Natural Healing in New Zealand
Random House, $24.95
Whether it be the result of successive governments tinkering with the National Health system or the much heralded coming of the Age of Aquarius, the fact is that in Aotearoa, just as in the rest of the Western world, more and more people are turning to alternative medicine to seek relief. Just how far, in a conceptual sense, we have fallen into the hands of the giant drug companies is manifest in my last sentence: for systems as ancient as Herbalism, spiritual healing, aroma therapy and massage (to name but a few) are now classified as ‘alternative’ while varieties of chemical treatment (for which thalidomide might serve as a convenient example) are somehow seen as normal to the point of being ‘natural’. There is of course a balance to be struck (there always is) and we would perhaps be in a bad way without the many benefits of modern medicine. But the fact remains that concepts of treatment which view the body as merely a refined machine, or which treat one ailment without due regard to the total being or which smile in embarrassment when it is suggested that an illness might have a spiritual dimension or even a karmic cause, are now under attack.

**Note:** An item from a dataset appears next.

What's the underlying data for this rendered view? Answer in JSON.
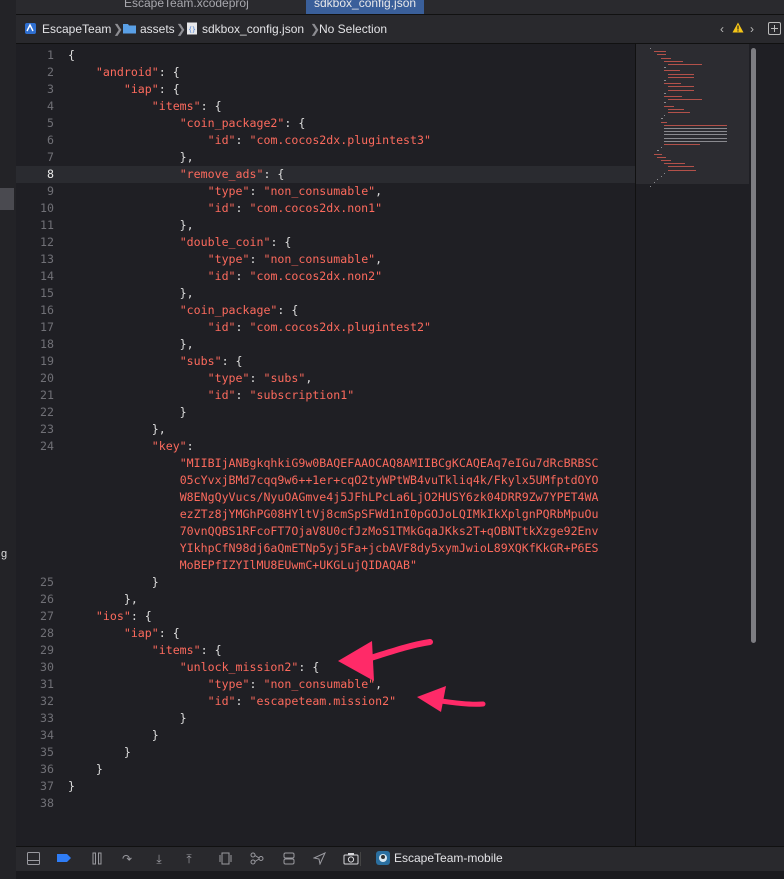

Enter this book.
For those of you who are discontented with the treatment you are receiving and who wish to explore a different dimension of what living and health means, this is the book to read. It begins with Acupuncture and ranges through Homoepathy, Naturopathy, Bach Flower Remedies, Iridology, Reiki, Shiatsu and Spiritual Healing (to name but a few).

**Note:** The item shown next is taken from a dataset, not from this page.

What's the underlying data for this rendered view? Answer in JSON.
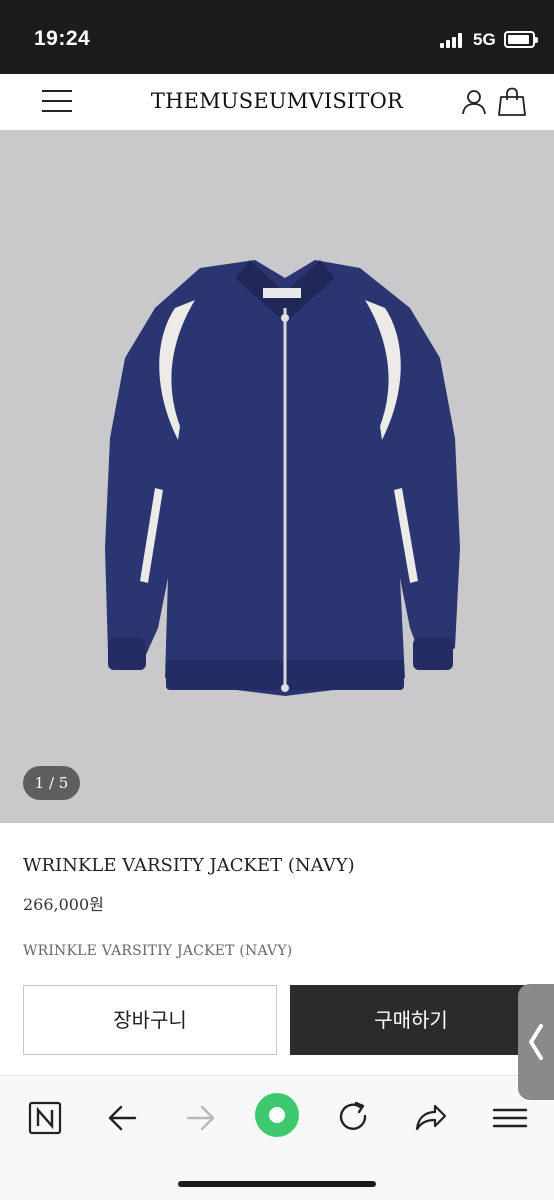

The book is divided into two parts. The first part deals with those ‘modalities’ (by which it means systems of treatment), which have practitioner associations based in New Zealand. As is stated in the introduction, ‘The existence of these associations implies a certain level of quality control and standardisation.’ The second half deals with systems of healing which may be widespread but which (presumably) do not have practitioner associations. I found this distinction confusing for Herbalism which has a New Zealand Association of Medical Herbalists is included in the second part of the book. However, you can enjoy the book without worrying too much about its somewhat clumsy structural composition.

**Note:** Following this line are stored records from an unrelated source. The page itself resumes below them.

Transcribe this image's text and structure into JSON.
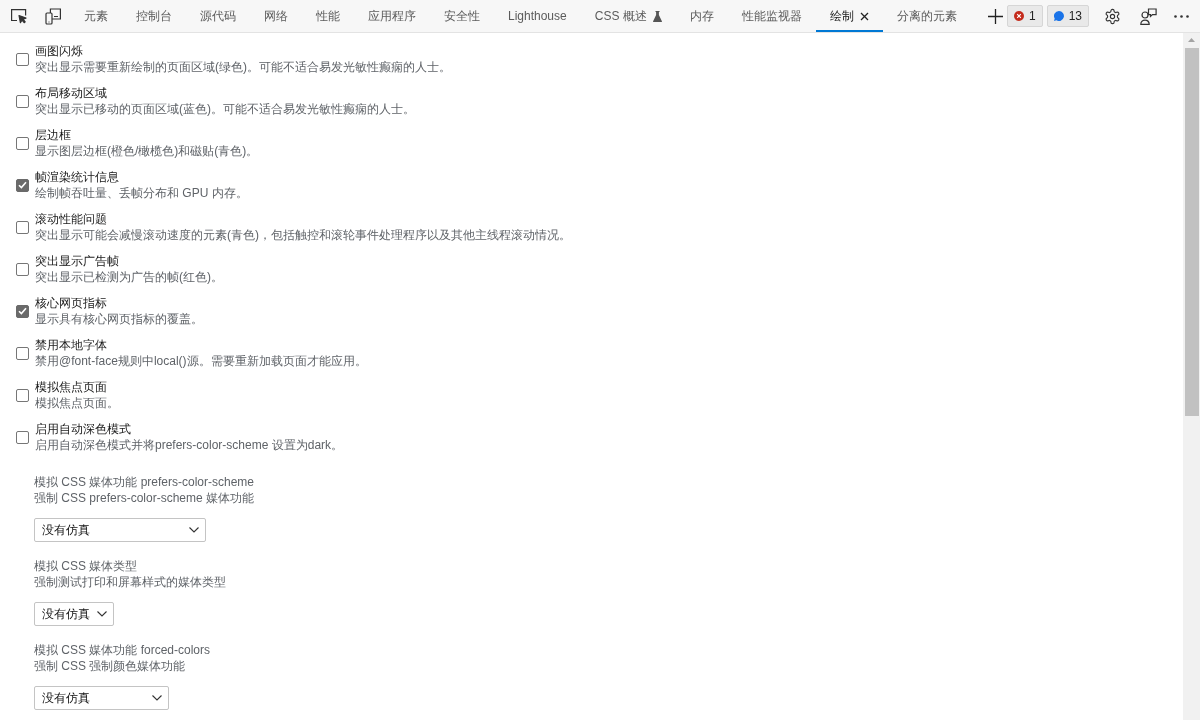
{
  "toolbar": {
    "tabs": [
      {
        "label": "元素",
        "selected": false,
        "experimental": false,
        "closable": false
      },
      {
        "label": "控制台",
        "selected": false,
        "experimental": false,
        "closable": false
      },
      {
        "label": "源代码",
        "selected": false,
        "experimental": false,
        "closable": false
      },
      {
        "label": "网络",
        "selected": false,
        "experimental": false,
        "closable": false
      },
      {
        "label": "性能",
        "selected": false,
        "experimental": false,
        "closable": false
      },
      {
        "label": "应用程序",
        "selected": false,
        "experimental": false,
        "closable": false
      },
      {
        "label": "安全性",
        "selected": false,
        "experimental": false,
        "closable": false
      },
      {
        "label": "Lighthouse",
        "selected": false,
        "experimental": false,
        "closable": false
      },
      {
        "label": "CSS 概述",
        "selected": false,
        "experimental": true,
        "closable": false
      },
      {
        "label": "内存",
        "selected": false,
        "experimental": false,
        "closable": false
      },
      {
        "label": "性能监视器",
        "selected": false,
        "experimental": false,
        "closable": false
      },
      {
        "label": "绘制",
        "selected": true,
        "experimental": false,
        "closable": true
      },
      {
        "label": "分离的元素",
        "selected": false,
        "experimental": false,
        "closable": false
      }
    ],
    "error_count": "1",
    "message_count": "13"
  },
  "rendering_options": [
    {
      "title": "画图闪烁",
      "description": "突出显示需要重新绘制的页面区域(绿色)。可能不适合易发光敏性癫痫的人士。",
      "checked": false
    },
    {
      "title": "布局移动区域",
      "description": "突出显示已移动的页面区域(蓝色)。可能不适合易发光敏性癫痫的人士。",
      "checked": false
    },
    {
      "title": "层边框",
      "description": "显示图层边框(橙色/橄榄色)和磁贴(青色)。",
      "checked": false
    },
    {
      "title": "帧渲染统计信息",
      "description": "绘制帧吞吐量、丢帧分布和 GPU 内存。",
      "checked": true
    },
    {
      "title": "滚动性能问题",
      "description": "突出显示可能会减慢滚动速度的元素(青色)，包括触控和滚轮事件处理程序以及其他主线程滚动情况。",
      "checked": false
    },
    {
      "title": "突出显示广告帧",
      "description": "突出显示已检测为广告的帧(红色)。",
      "checked": false
    },
    {
      "title": "核心网页指标",
      "description": "显示具有核心网页指标的覆盖。",
      "checked": true
    },
    {
      "title": "禁用本地字体",
      "description": "禁用@font-face规则中local()源。需要重新加载页面才能应用。",
      "checked": false
    },
    {
      "title": "模拟焦点页面",
      "description": "模拟焦点页面。",
      "checked": false
    },
    {
      "title": "启用自动深色模式",
      "description": "启用自动深色模式并将prefers-color-scheme 设置为dark。",
      "checked": false
    }
  ],
  "media_emulations": [
    {
      "title": "模拟 CSS 媒体功能 prefers-color-scheme",
      "description": "强制 CSS prefers-color-scheme 媒体功能",
      "value": "没有仿真"
    },
    {
      "title": "模拟 CSS 媒体类型",
      "description": "强制测试打印和屏幕样式的媒体类型",
      "value": "没有仿真"
    },
    {
      "title": "模拟 CSS 媒体功能 forced-colors",
      "description": "强制 CSS 强制颜色媒体功能",
      "value": "没有仿真"
    }
  ]
}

Each method of healing is given a general introduction explaining what it is and what it seeks to do. Thus we discover that Reflexology (to make an example almost at random) was practised in Egypt some 2,300 years ago and also in ancient China where it formed a fitting companion to acupuncture. This section is followed by a detailed explanation of how the healing works or at least its theoretical basis. Almost without exception the systems adopt a holistic attitude towards health and treat the total being. The descriptions are down-to-earth and oppose mystification while leaving mystery intact. Repeatedly the author advises the reader whom to contact for more information and where training centres are located. The book is user-friendly and it freely acknowledges that it can do little more than touch the surface of any system of healing.
Certain chapters are accompanied by brief biographies of main practitioners and this, I think, is at the heart of what alternative medicine is all about. It is medicine with a human face. The healer is important in the healing and the energies which flow between us as human beings are considered as highly significant. The caring presence of the healer has its place beside the chamomile or colour or regimen which s/he prescribes.
One comes away from this book with the rather comforting feeling that if this is the New Age (which has been ridiculed so much of late for its faith in crystals, colours etc) then it might not be a bad Age to inhabit. This book deals with medicine for Life, and I am convinced that wider acceptance of its principles would lead to far fewer cases of cardiac arrest, cancers, stress disorders and impatient unhappiness. It would also lead to less profit for the multinational drug companies. Cui bono?